The word "squirrel" is one of those inherently funny words, like "chainsaw" or "bazooka".
One of the most memorable "Dilbert" comic strips involves Dilbert writing a computer program to predict the course of the rest of his life, and the outcome is a prediction that he will be kidnapped by "the evil squirrels" and forced to work in their "nut mines".
I think squirrels are really cute and cheerful animals. We have several living around here, and they come every day for sunflower seeds. Sometimes when I go outside one will sit in a tree, shake his tail at me, and make "cussing" sounds. Usually I make similar sounds right back at him.
The story I linked to is funny for two reasons: it involves a squirrel going absolutely bonkers (hence, "squirrel frenzy") and because this enraged squirrel was dispatched with, among all things, a crutch wielded by a 72-year-old man.
Despite their cuteness they have teeth and claws which are certainly no joke. An enraged squirrel is clearly a force to be reckoned with.

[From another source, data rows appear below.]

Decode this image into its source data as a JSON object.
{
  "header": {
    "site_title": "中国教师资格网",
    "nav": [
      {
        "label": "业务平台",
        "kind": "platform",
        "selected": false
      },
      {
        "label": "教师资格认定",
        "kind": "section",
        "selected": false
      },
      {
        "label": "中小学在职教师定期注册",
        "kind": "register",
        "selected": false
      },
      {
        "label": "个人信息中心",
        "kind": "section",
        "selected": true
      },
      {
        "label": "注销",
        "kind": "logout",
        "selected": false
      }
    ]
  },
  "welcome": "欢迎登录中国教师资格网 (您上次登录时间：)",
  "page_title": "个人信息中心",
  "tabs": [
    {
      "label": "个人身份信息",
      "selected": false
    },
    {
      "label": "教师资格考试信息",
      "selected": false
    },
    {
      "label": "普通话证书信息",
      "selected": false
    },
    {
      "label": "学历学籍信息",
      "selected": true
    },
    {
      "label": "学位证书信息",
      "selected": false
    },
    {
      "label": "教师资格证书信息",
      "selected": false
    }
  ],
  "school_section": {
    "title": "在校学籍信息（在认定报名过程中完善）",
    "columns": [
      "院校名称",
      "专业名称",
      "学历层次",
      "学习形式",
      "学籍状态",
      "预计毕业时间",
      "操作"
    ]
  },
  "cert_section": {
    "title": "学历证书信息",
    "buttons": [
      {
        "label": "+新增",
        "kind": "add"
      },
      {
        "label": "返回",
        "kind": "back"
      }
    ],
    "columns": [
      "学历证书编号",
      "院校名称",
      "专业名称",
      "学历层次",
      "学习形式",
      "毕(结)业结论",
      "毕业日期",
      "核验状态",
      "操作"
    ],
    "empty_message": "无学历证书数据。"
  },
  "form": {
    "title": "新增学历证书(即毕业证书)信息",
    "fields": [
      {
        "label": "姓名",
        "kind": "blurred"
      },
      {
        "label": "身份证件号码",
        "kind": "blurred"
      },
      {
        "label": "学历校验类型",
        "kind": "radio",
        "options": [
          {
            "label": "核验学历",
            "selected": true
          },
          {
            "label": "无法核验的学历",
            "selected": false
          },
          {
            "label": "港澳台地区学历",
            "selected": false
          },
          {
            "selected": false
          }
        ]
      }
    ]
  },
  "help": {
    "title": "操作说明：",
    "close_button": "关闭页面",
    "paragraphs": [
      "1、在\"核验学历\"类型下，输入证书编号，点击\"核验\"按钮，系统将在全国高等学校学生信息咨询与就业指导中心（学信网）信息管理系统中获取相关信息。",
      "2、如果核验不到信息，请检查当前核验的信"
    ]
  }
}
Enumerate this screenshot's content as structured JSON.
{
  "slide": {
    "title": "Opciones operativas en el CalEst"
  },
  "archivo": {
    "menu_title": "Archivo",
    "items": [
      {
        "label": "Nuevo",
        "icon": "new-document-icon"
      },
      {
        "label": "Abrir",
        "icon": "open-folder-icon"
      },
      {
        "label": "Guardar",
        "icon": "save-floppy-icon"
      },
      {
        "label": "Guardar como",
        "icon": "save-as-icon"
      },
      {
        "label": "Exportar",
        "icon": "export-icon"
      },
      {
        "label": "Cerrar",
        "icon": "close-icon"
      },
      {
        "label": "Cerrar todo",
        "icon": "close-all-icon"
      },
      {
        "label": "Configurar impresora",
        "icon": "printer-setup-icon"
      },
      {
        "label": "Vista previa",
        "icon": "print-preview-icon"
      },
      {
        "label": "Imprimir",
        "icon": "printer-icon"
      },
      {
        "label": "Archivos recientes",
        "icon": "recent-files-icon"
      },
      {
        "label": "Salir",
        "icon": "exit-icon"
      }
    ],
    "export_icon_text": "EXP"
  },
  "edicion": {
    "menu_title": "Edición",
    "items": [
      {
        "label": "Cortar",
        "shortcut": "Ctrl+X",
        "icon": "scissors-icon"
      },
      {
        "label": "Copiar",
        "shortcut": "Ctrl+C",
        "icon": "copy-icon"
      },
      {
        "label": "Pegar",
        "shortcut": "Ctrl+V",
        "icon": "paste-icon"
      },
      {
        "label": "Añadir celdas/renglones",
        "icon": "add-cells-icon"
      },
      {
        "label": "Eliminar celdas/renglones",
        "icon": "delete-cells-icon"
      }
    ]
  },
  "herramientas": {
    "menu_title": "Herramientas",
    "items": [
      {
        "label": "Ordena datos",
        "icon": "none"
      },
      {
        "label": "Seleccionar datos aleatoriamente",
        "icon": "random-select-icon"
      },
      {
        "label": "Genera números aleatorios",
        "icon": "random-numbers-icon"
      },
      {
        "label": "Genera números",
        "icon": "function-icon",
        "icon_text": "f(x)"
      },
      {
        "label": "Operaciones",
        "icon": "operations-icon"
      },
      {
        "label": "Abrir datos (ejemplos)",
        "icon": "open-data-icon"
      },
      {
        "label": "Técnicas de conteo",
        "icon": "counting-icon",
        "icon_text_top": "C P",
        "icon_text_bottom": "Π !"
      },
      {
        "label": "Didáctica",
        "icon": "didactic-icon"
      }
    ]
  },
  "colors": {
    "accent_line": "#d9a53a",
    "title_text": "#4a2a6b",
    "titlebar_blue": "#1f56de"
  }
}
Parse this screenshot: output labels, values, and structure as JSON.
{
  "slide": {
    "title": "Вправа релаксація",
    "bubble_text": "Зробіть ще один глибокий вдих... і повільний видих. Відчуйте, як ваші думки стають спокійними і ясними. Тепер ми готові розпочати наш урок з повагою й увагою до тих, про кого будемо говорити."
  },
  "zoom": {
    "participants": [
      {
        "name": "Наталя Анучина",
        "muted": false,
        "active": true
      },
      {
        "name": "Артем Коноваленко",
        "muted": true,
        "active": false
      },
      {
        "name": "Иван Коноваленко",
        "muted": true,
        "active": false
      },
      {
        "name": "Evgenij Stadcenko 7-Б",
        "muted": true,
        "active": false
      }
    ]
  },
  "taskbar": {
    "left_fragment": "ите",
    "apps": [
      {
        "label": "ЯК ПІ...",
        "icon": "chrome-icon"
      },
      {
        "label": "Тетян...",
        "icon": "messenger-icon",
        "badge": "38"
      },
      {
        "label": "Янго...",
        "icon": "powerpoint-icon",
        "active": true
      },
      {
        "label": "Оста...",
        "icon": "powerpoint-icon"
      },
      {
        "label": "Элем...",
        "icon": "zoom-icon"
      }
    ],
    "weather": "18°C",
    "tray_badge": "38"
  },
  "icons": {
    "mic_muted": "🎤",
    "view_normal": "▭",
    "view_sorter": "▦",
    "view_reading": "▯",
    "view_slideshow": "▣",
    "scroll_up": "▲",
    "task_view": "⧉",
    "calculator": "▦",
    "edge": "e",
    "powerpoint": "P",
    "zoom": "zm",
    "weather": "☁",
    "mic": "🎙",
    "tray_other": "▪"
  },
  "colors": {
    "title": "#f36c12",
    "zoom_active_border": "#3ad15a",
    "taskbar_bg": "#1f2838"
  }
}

I played a computer RPG, a sample game included with Electronic Arts' Adventure Construction Set, in which you played a guy in the ancient Middle East. Every time you crossed a river you risked running afoul of an "enraged hippo". For much of the game your best weapon was a sling; the story of "David and Goliath" notwithstanding, a sling doesn't do a hell of a lot of damage, particularly not to an enraged hippopotamus. And so now the phrase "engraged squirrel" is giving me a smile.
...which gets me to wondering what the DC (difficulty class) is for an enraged squirrel? In Advanced Dungeons and Dragons an ordinary house cat could do one hit point of damage per attack; that would kill most 0-level characters--but I don't know what the statistics are for D&D Third Edition.
And of course you could also have a dire squirrel, which would probably do 1d6 per attack and get three attacks per round...but now I'm just geeking out. Oh well.